“Net sales in the quarter were better than expected driven by outperformance in FIFA, and supported by strong year-on-year growth in mobile,” said Electronic Arts CFO Blake Jorgensen, a statement backed up by the company’s published sales numbers.

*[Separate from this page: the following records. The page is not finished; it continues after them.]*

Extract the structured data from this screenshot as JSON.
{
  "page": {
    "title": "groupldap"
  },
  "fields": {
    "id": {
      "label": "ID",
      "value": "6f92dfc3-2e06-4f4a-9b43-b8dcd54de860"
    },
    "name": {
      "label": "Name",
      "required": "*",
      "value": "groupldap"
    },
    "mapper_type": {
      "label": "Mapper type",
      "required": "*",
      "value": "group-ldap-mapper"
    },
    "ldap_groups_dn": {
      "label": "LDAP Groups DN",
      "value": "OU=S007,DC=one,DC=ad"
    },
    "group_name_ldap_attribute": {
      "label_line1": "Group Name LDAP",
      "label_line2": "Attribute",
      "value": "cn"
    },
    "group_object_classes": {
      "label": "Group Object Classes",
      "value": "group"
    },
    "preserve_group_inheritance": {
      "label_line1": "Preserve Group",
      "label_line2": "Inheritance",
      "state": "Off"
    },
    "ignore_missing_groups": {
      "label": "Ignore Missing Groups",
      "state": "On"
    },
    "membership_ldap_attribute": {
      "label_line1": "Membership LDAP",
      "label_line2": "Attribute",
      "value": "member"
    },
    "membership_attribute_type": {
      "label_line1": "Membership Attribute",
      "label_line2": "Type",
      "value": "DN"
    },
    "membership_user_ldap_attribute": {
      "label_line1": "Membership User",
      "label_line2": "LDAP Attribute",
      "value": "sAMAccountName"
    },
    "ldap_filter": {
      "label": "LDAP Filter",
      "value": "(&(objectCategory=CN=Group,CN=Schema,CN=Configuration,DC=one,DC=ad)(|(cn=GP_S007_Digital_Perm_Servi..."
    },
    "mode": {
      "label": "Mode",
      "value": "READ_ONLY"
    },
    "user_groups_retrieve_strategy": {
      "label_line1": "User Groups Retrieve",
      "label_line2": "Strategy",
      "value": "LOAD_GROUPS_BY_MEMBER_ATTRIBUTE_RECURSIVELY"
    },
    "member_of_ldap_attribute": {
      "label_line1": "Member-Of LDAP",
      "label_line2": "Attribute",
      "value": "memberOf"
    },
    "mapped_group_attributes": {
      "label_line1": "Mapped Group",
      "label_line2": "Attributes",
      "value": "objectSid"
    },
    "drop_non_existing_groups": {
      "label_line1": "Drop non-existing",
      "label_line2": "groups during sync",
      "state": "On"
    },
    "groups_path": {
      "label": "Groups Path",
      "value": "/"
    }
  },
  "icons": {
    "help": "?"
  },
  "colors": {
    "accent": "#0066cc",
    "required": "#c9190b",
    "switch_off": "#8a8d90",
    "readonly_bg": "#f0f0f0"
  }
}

Mobile revenue made up 28% of EA’s digital revenue, outperforming full game downloads, and falling just behind downloadable content.
Digital purchases — mobile gaming, “full game downloads,” downloadable content, and “Subscriptions, advertising and other” — made up 63% of Electronic Arts’ revenue for the quarter, while regular video games that you could buy in a Walmart or whatever only counted for the remaining 37% quarterly net revenue.
Electronic Arts also predicts that 2016 will be the company’s best year to date, expecting an increase in net profits and cash flow. “We are in an outstanding position for the quarter ahead, with two of the highest-rated games of this console generation in Battlefield 1 and Titanfall 2, global competitive gaming tournaments underway, and our first virtual reality experiences coming soon,” said EA CEO Andrew Wilson.
FIFA also continues to be a strong earner for the company, performing so well post-release that EA has adjusted its expected FY2017 earnings. “We are raising our annual guidance today based on the strength of our holiday slate and FIFA 17’s strong performance to date,” Blake Jorgensen said. Net sales from FIFA — and other EA sports titles — are up 15% from last year. There’s no word about FIFA downloadable content sales in the report, nor revenue from the mobile version of FIFA, but it’s safe to assume the franchise contributed to EA’s strong digital numbers.
Although a $38 million loss sounds like a bad thing, it’s a major improvement over last year’s Q2 earnings, which reported a $140 million loss. The company will likely make up the difference once sales figures from the recently-released Battlefield 1 and Titanfall 2 start coming in. You can find EA’s complete earnings report here.